Sugar directly affects insulin levels.  When these levels become out-of-whack kids are at high risk of developing Type 2 Diabetes….a chronic modern day disease that is driven by purely lifestyle factors.

Fruit contains sugar.  Yes it’s natural; however fruit contains fructose which is a tricky little molecule.  It manages to bypass all the other sugar processing routes and is processed by the liver and converted directly to fat.  I am not saying kids don’t need fruit, they do, just not 5 pieces a day.  If they crave it, it’s the sugar they crave.

So how can you reduce the sugar load in your household?

Start gradually!  If you go cold turkey, you will go through a withdrawal phase and trust me it’s not pretty….but interesting to observe the hold that sugar has on us though!

Introduce more plant based snacks such as vege sticks and dips such as hummus and cannellini beans.  Great for balancing the blood sugar.

Use nourishing fats like coconut oil (fantastic for gut health!) and butter (unless you are dairy allergic, then use ghee) in your cooking and baking.  Coconut oil is a fantastic source of immediate energy for kids.  Fat is your friend!

Opt for lower fructose fruits such as berries for snacks.  They are delicious in smoothies!

Start reading labels and learn as much as you can about the hidden sugars in foods…they are in breakfast cereals, tinned products, breads, crackers and numerous other conveniences.

When baking I use Rice Malt, Stevia or poached fruit as a sugar substitute. 

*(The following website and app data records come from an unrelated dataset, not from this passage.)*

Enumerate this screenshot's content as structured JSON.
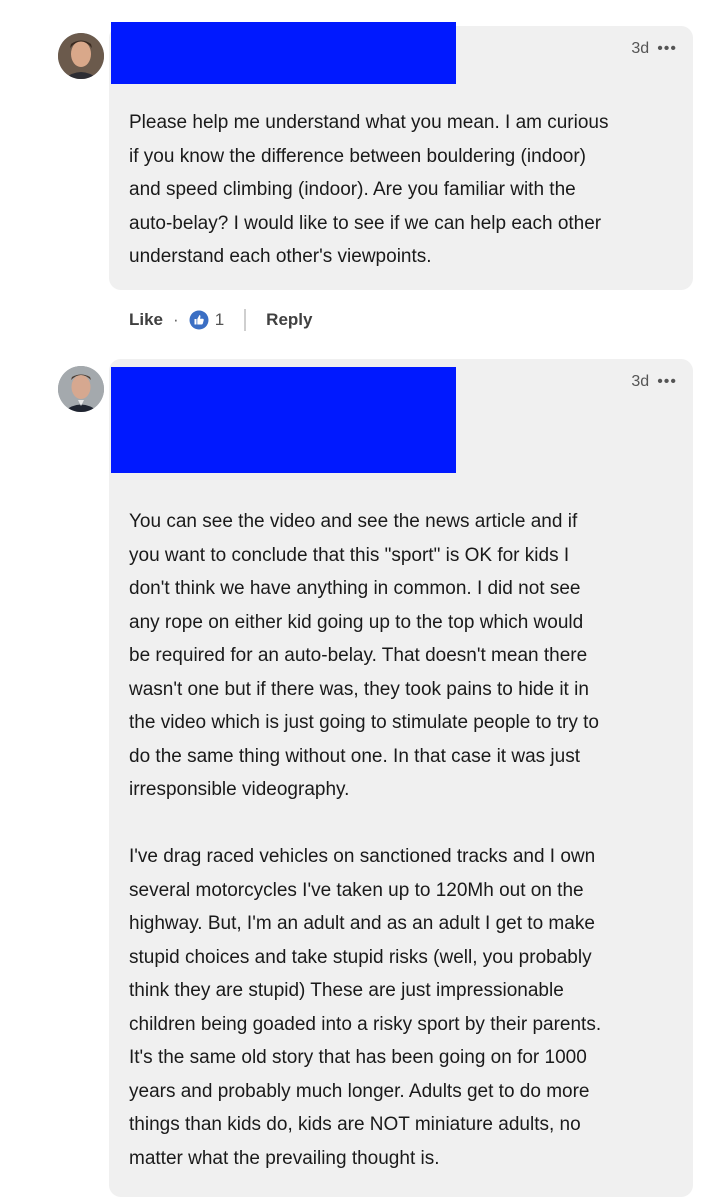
{
  "comments": [
    {
      "time": "3d",
      "more_label": "•••",
      "text": "Please help me understand what you mean. I am curious\nif you know the difference between bouldering (indoor)\nand speed climbing (indoor). Are you familiar with the\nauto-belay? I would like to see if we can help each other\nunderstand each other's viewpoints.",
      "actions": {
        "like_label": "Like",
        "separator": "·",
        "reaction_count": "1",
        "reply_label": "Reply"
      }
    },
    {
      "time": "3d",
      "more_label": "•••",
      "text": "You can see the video and see the news article and if\nyou want to conclude that this \"sport\" is OK for kids I\ndon't think we have anything in common. I did not see\nany rope on either kid going up to the top which would\nbe required for an auto-belay. That doesn't mean there\nwasn't one but if there was, they took pains to hide it in\nthe video which is just going to stimulate people to try to\ndo the same thing without one. In that case it was just\nirresponsible videography.\n\nI've drag raced vehicles on sanctioned tracks and I own\nseveral motorcycles I've taken up to 120Mh out on the\nhighway. But, I'm an adult and as an adult I get to make\nstupid choices and take stupid risks (well, you probably\nthink they are stupid) These are just impressionable\nchildren being goaded into a risky sport by their parents.\nIt's the same old story that has been going on for 1000\nyears and probably much longer. Adults get to do more\nthings than kids do, kids are NOT miniature adults, no\nmatter what the prevailing thought is."
    }
  ],
  "colors": {
    "redaction": "#0019ff",
    "bubble": "#f0f0f0",
    "like_icon": "#3b6fc4"
  },
  "icons": [
    "avatar",
    "like-reaction-icon",
    "more-options-icon"
  ]
}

Getting rid of sugar from your families diet can be challenging and you will have blowouts…we all do, that’s part of being human.  However the change in our household (from ALL of us, not just the kids!) after getting rid of sugar has been amazing.  Behavior has settled down, food reactions have minimized, homework is getting done and even my husband and I have clearer heads and less tiredness.  It’s all fantastically positive!"

So, from two mums passionate about sugar-free if we can help you to improve your child’s health and behavior we will be happy! You can help us to spread the sugar-free message and realise that when we say we don’t give our children sugar they are not missing out. We have made a decision to do the best possible thing for the wellbeing of our children, just like those parents of children with seemingly more serious allergies or difficulties.

Monday, February 18, 2013

Introducing Inspired Wellbeing - 'Mum of The Moment' Sponsor

I would like to introduce you to our brand new Mum of the Moment sponsor for 2013 -  Inspired Wellbeing.  Inspired Wellbeing have been generously sponsoring Body Beyond Baby's Challenges throughout 2012 giving a lovely hamper to one of our winners.  We are very excited to now have Inspired Wellbeing as part of our monthly 'Get to know and celebrate a BBB Mum'. To help us congratulate our awesome mums even further each Mum of the Moment with receive a $65 gift voucher to pamper herself through their online store.

Inspired Wellbeing is an Australian owned family business and is the largest dedicated online health and wellness store in Australia. They make keeping healthy, easier, cheaper and more convenient. They specialise in promoting and supplying natural health products to improve lifestyle, health and wellbeing. 

Their product offering appeals to people of all ages who understand the nutritional and health benefits of natural health and organic food products and who enjoy superior quality. Inspired Wellbeing caters for vegetarian and vegan customers, those seeking gluten-free or kosher foods, people with food allergies and those who are unwell as well as pregnant women and families with young children, anybody in fact who looks after their health and wellbeing. Inspired Wellbeing deliver to your home or office, allowing the elderly, busy mums and executives, those less mobile and regional customers access to a vast range of products without the stress of having to get to the shops. Their prices are very competitive and our shipping affordable. 

Inspired Wellbeing would like to kindly offer all Body Beyond Baby members or friends, free shipping on all orders over $50. Valid for deliveries to Sydney only until 28 February 2013. Simply use the voucher code BBB upon checkout. This is a single use coupon so can only be used once per customer. 

Click on the logo below to go directly to their website at www.inspiredwellbeing.com 

Thank you Inspired Wellbeing!